Stowell’s approach has been to use research the regulator has commissioned about public trust and confidence to buttress her arguments via the Commission’s communications, but the distance between the actual findings of that research and the policy talking points articulated in the press and elsewhere widens every day, to say nothing of the limitations of the research in the first place. Even specific regulatory actions now are framed by and for the headlines, with the Commission acting as a kind of self-appointed crusader for ‘what the public wants’, rather than an objective assessor of the facts, context, data and evidence.

Then there’s the insufferably patronising, moralising, hectoring, lecturing tone of it all. As if hundreds of thousands of experienced and committed trustees, volunteers and staff are naughty children who need to be taught the error of their ways. As though they were apart from, rather than an integral (and civic-minded) part of, the ‘public’, and in need of stern education about ‘what the public thinks’. It’s another invocation of the rampant and frankly destructive populism seen elsewhere in society right now.

In this narrative, the law is some kind of throwaway ‘minimum expectation’ rather than what it actually is, a social contract between free people and their state about how their own, mostly voluntary, activities and behaviours should be legitimately regulated.

The road to hell is paved with good intentions

This is a road to hell. Not just for charities, but the regulator too – and ultimately society.

In my conversations with many people in the sector who pay attention to the Charity Commission and deeply care about what it does (yes, we do exist), minds are already made up. Under Stowell’s leadership, the regulator is rapidly losing the trust and confidence of the sector it regulates. People are tuning out; waiting for the leadership to change; no longer engaging; some are even starting to push back and make plans to resist. They’re sick to the back teeth of being patronised. In my experience, this is true for folks from large and small charities, funders and service delivery charities, trustees and CEOs, charity lawyers and charity workers alike.

Why? Because it’s not fair to judge trustees according to vague, subjective, and shifting standards of ‘behaviour’ or ‘public expectations’. It’s not fair to make sweeping claims and conclusions that ‘charities need to do x, charities are collectively responsible for y’ when the issue has nothing to do with 99% of them. It’s not fair to make unsubstantiated or poorly evidenced accusations in the press that perversely damage public trust and confidence in charities.

The Commission is losing the confidence and respect of those it regulates

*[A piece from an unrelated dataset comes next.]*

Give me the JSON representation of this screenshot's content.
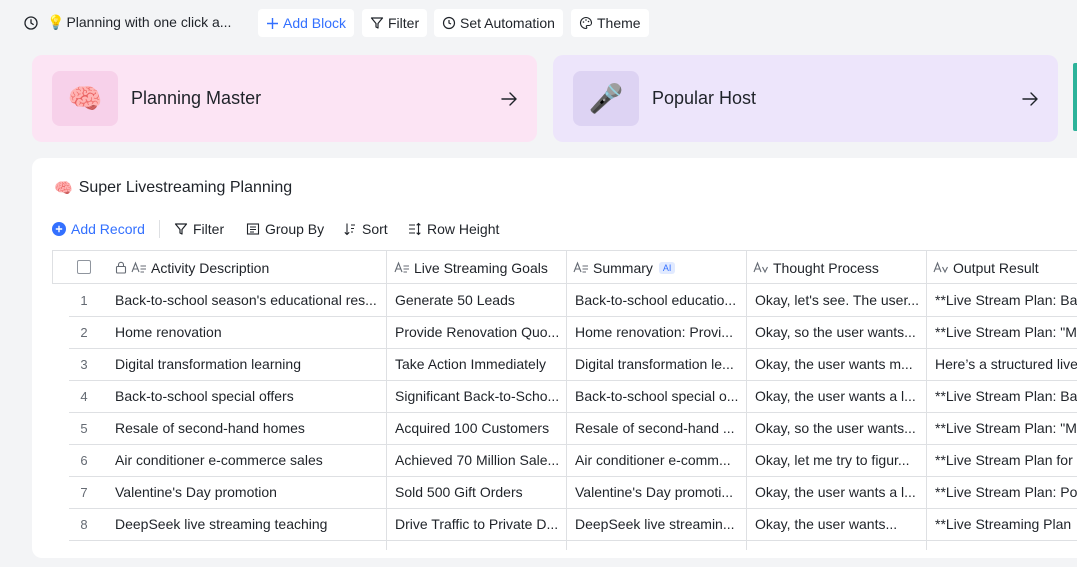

The truth the current leadership seems unable or unwilling to grasp is that the Charity Commission needs the respect of those it regulates – but this is ebbing away. The Commission is under-resourced but also vastly outnumbered by the number of charities, and relies upon the goodwill of hundreds of thousands of volunteer trustees who try to do their best. If it throws that goodwill away in favour of the bully pulpit and trial by media, then trusteeship – the lifeblood of the sector – may become a burden too big to bear for many. That would be a situation which our regulator, our sector, and our society simply can’t afford.